Washoku is a social practice based on a set of skills, knowledge, practice and traditions related to the production, processing, preparation and consumption of food. It is associated with an essential spirit of respect for nature that is closely related to the sustainable use of natural resources.
This is reflected in the emphasis placed on embracing seasonal ingredients, such as bamboo shoots in spring and chestnuts in autumn, as well as the use of inedible tree leaves, branches and flowers as decoration. Tables are decorated with objects associated with the season, and utensils made from natural materials are used. The intricate preparation and presentation of Washoku involves a style of eating steeped in centuries of tradition.

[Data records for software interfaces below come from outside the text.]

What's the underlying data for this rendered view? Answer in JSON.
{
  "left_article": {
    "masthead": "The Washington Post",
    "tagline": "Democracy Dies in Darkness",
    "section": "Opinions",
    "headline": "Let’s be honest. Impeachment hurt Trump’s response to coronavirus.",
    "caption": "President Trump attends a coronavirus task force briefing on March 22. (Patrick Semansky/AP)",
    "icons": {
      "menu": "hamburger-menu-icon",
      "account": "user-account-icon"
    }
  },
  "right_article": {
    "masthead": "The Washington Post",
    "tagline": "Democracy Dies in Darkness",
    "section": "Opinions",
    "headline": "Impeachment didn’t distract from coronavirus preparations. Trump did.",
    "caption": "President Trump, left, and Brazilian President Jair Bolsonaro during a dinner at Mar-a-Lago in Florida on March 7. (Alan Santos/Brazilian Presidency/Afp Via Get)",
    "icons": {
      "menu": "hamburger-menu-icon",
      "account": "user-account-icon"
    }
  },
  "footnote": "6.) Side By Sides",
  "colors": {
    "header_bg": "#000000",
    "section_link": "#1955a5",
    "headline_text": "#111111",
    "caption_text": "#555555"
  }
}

Each region in Japan incorporates different specialities in their Washoku according to their climate and topography, with the natural, geographical and seasonal influences visible in the ingredients used and the style of presentation. The ingredients used in Washoku are fresh and diverse, and usually require minimal cooking and processing.